Related on SmartPlanet:
- Nuclear meltdowns nearly made northern Japan uninhabitable
- Do we need to worry about radiation in our milk?
- Elevated radiation levels widespread in eastern Japan
- Test show Japanese child exposed to radiation
- Rice crops threatened by radiation
Sep 27, 2011
Reading this article, it appears that the usual suspects are out there scare-mongering again. No numbers are given. The tests mentioned are able to measure single atoms of radioactive cesium in a sample. Are they going to use a background level of what is naturally occurring verses what is found now? What about the radiation dosage levels verses the natural background levels of radiation? Real conditions are never Zero. They never have been. Is the leakage still going on? How rapidly are the levels dropping, or are they still going up? There was a large area closed to fishing due to fears of radioactive iodine. What is the iodine level now? How fast is the material decaying? The most dangerous materials have the shortest half life. What is the expected half life of the materials encountered? What is the dosage expected? How does this dosage compare to the dosage found in the area for undisturbed materials? That is never zero. There is always some minute amount of the material. How does this dosage compare to the allowable yearly dosage? How many equivalent medical X-rays does this equal in a year? This article is very short on information.
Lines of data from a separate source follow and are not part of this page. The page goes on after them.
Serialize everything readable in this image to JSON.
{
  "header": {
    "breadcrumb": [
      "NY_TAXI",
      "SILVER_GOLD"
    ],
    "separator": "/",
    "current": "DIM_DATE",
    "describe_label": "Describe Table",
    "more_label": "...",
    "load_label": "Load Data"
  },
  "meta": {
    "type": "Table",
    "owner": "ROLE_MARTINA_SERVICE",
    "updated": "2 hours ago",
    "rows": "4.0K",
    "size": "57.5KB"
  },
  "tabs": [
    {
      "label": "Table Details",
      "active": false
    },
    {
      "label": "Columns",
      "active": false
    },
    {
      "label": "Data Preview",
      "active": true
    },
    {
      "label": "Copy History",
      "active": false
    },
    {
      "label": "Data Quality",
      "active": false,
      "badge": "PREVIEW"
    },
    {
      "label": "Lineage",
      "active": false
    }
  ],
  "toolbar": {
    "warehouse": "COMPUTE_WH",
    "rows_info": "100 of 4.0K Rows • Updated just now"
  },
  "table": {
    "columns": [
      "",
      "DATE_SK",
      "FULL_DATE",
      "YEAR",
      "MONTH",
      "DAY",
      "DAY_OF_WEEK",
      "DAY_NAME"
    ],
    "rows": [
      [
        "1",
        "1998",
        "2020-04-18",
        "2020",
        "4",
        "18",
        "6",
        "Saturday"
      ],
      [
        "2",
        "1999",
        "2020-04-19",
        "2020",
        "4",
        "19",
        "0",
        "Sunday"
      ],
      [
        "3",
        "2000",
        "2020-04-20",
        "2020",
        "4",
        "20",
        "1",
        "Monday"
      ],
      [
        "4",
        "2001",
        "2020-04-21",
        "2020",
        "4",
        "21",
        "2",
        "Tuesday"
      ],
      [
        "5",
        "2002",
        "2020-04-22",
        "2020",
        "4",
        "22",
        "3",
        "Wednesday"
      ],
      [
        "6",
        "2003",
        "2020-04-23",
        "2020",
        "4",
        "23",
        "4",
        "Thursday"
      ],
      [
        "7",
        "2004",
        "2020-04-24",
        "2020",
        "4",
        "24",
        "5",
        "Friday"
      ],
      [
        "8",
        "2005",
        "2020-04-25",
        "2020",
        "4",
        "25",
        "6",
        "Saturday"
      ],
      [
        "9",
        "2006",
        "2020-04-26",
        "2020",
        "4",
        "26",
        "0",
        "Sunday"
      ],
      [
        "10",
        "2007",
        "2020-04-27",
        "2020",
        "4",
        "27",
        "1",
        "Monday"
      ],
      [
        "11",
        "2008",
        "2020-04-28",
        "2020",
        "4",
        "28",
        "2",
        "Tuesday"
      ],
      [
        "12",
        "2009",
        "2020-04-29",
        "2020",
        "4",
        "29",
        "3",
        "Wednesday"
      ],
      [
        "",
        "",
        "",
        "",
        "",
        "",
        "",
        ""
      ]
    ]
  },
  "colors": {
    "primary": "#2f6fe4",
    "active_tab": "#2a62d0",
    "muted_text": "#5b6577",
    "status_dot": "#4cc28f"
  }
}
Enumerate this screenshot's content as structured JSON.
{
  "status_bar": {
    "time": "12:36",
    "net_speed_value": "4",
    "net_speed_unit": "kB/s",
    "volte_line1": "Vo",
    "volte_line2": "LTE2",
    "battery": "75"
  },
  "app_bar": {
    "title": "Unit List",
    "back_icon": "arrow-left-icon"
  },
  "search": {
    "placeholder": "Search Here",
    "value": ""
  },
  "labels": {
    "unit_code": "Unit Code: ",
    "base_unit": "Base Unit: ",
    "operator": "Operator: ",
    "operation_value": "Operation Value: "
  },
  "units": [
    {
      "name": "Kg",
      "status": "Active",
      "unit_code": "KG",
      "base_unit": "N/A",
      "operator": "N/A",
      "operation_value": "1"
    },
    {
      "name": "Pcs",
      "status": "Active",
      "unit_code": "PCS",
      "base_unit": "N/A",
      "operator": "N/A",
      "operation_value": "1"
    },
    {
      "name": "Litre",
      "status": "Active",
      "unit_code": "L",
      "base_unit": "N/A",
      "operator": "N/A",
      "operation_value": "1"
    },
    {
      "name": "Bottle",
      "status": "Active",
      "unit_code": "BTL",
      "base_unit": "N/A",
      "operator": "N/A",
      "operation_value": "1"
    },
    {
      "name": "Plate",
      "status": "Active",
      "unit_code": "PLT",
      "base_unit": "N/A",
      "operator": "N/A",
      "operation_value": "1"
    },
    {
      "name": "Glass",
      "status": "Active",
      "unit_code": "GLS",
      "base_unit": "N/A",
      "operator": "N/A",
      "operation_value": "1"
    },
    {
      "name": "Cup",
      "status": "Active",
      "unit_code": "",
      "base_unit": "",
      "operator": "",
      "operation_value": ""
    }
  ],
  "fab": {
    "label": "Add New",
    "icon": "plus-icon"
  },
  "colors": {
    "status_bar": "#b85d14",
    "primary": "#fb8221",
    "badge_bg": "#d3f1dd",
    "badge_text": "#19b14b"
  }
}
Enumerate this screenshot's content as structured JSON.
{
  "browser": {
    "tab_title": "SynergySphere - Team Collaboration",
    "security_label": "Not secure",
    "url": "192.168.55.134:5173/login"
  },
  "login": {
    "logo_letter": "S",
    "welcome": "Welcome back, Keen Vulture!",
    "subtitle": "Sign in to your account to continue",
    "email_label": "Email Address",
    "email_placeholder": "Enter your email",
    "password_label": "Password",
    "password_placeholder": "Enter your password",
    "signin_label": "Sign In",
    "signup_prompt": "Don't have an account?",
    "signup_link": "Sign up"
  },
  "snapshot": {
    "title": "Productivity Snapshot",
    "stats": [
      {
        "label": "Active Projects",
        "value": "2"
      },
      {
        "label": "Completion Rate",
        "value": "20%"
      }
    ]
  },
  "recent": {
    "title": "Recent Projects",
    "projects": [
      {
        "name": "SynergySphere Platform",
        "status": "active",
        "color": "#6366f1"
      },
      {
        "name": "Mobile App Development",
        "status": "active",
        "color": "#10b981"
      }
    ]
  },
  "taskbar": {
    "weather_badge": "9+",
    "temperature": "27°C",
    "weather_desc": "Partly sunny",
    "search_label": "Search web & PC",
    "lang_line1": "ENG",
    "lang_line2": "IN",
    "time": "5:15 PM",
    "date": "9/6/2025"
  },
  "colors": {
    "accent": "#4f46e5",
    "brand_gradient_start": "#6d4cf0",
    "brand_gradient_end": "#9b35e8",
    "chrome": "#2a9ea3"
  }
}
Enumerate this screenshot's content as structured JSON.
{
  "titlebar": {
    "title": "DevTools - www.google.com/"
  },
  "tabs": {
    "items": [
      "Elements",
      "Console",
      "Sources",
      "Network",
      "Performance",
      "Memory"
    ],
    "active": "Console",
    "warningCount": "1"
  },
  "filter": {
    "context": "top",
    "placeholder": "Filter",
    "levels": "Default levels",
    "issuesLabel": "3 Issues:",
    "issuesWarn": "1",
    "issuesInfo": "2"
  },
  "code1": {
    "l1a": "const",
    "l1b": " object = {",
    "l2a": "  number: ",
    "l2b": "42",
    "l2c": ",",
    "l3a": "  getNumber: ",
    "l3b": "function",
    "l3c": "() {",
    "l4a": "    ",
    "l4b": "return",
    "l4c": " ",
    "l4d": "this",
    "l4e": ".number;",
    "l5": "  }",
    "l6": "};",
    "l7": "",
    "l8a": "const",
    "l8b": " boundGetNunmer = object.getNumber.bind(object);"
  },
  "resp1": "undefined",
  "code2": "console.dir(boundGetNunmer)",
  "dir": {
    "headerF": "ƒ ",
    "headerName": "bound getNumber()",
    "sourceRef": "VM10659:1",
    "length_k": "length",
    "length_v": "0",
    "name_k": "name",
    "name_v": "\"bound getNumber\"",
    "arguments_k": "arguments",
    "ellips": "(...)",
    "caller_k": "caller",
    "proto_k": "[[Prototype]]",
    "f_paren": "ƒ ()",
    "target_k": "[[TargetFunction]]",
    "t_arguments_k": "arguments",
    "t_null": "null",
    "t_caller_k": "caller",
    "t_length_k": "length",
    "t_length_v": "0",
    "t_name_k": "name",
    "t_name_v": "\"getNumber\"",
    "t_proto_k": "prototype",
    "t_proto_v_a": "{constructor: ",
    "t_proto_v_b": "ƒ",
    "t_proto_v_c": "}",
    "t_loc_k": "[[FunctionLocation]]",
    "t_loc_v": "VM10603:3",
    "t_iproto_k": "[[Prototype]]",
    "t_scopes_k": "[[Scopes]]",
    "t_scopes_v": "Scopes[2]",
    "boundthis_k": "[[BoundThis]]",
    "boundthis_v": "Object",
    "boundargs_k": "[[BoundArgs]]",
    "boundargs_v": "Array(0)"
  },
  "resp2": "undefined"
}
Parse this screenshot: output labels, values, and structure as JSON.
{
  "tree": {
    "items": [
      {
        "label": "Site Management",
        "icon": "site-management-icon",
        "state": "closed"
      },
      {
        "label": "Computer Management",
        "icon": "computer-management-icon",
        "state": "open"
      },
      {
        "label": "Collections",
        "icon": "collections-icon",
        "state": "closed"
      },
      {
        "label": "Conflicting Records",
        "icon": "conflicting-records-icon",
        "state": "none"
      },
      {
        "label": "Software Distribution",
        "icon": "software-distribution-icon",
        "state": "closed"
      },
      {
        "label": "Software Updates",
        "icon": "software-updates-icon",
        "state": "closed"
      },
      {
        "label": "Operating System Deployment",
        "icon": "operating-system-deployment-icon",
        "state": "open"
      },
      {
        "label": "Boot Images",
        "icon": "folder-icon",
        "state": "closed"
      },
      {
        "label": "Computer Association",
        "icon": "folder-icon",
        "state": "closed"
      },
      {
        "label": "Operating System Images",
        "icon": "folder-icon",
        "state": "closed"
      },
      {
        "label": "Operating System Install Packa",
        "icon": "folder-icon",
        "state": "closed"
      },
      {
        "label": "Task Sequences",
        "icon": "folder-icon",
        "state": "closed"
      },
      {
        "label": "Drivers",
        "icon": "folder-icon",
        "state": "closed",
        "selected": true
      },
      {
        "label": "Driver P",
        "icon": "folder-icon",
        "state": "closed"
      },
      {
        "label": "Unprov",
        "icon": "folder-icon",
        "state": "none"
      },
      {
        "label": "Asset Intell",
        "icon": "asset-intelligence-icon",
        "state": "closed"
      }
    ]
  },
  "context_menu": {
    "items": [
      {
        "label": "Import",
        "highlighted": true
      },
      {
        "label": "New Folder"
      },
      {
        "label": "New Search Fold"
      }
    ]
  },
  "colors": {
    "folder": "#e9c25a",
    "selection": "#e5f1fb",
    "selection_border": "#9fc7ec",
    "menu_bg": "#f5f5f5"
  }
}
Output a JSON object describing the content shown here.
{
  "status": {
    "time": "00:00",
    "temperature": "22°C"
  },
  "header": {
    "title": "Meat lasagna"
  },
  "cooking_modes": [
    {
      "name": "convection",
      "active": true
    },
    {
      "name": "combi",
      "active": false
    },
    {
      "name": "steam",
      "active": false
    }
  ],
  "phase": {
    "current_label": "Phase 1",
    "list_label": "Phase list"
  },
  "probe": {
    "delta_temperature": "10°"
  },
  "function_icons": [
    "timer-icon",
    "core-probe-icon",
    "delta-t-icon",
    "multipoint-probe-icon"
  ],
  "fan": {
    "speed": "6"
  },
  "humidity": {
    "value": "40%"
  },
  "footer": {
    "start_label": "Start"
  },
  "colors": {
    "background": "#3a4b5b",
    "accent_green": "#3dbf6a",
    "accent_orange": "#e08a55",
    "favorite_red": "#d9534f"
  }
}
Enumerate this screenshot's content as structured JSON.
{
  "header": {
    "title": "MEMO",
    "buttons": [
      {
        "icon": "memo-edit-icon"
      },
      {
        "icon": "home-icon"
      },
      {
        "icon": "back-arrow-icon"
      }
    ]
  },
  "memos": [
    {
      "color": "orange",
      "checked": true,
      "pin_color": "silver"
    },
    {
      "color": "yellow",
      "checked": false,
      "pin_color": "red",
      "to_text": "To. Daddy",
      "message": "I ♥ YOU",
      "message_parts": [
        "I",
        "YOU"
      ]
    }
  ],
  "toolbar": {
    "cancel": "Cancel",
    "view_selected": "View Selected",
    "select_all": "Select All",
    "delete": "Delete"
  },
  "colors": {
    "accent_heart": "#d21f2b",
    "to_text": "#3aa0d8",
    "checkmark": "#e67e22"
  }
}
It seems to just be an attempt to make people scared. A little more questioning would help illuminate the conditions a lot more. Chernyoble seems to have, after 20 years, a whole viable natural ecosystem thriving in areas that were claimed to be uninhabitable for millenia. There are still areas in Ukraine that are dangerous to live in, but few that are lethal. Most of the Western press are rabid about the Nuclear incidents, but are ignoring the still substantial damage and death toll of the combined tsunami and earthquake. Whole provinces were leveled, and tens of thousands were killed. The total nuclear death toll from the 50 year old plant that was operating at least ten years beyond it's expected end of life will in all probability never equal, or even seriously rival the death toll of the natural disasters that spawned the reactor leakage and damage. Why is it that we are focusing solely on the off chance that there MIGHT be some damage in the future, and yet ignoring the plight of hundreds of thousands who had their whole way of life wiped out by the non-nuclear aspects of this tragedy? Is there any realism in this reporting? So far, the total is well over 100,000 dead from tsunami and earthquake, and 2 dead from the reactor. One of those was a stress induced heart attack. Where is our sense of proportion? Is SmartPlanet being smart, or just trying to be 'trendy'?
Smart Planet publishes a wide variety of smart and dumb material. This is dumb material. It is hysterical anti-nuclear nonsense. I do hope the grandchildren of such unscientific hysterics holds them in contempt for their work that, in practice, facilitates coal burning for electrical generation. Each 1 gigawatt reactor takes away $400M annually from coal and gas interests. Over the 60 year life of a plant, this is about $24B. While each anti-nuclear hysteric may not be traced to these interests, fossil fuel funding of the Sierra Club and Greenpeace and others is documented. Aubrey McClendon, Chesapeake Energy, is quite forthright about it.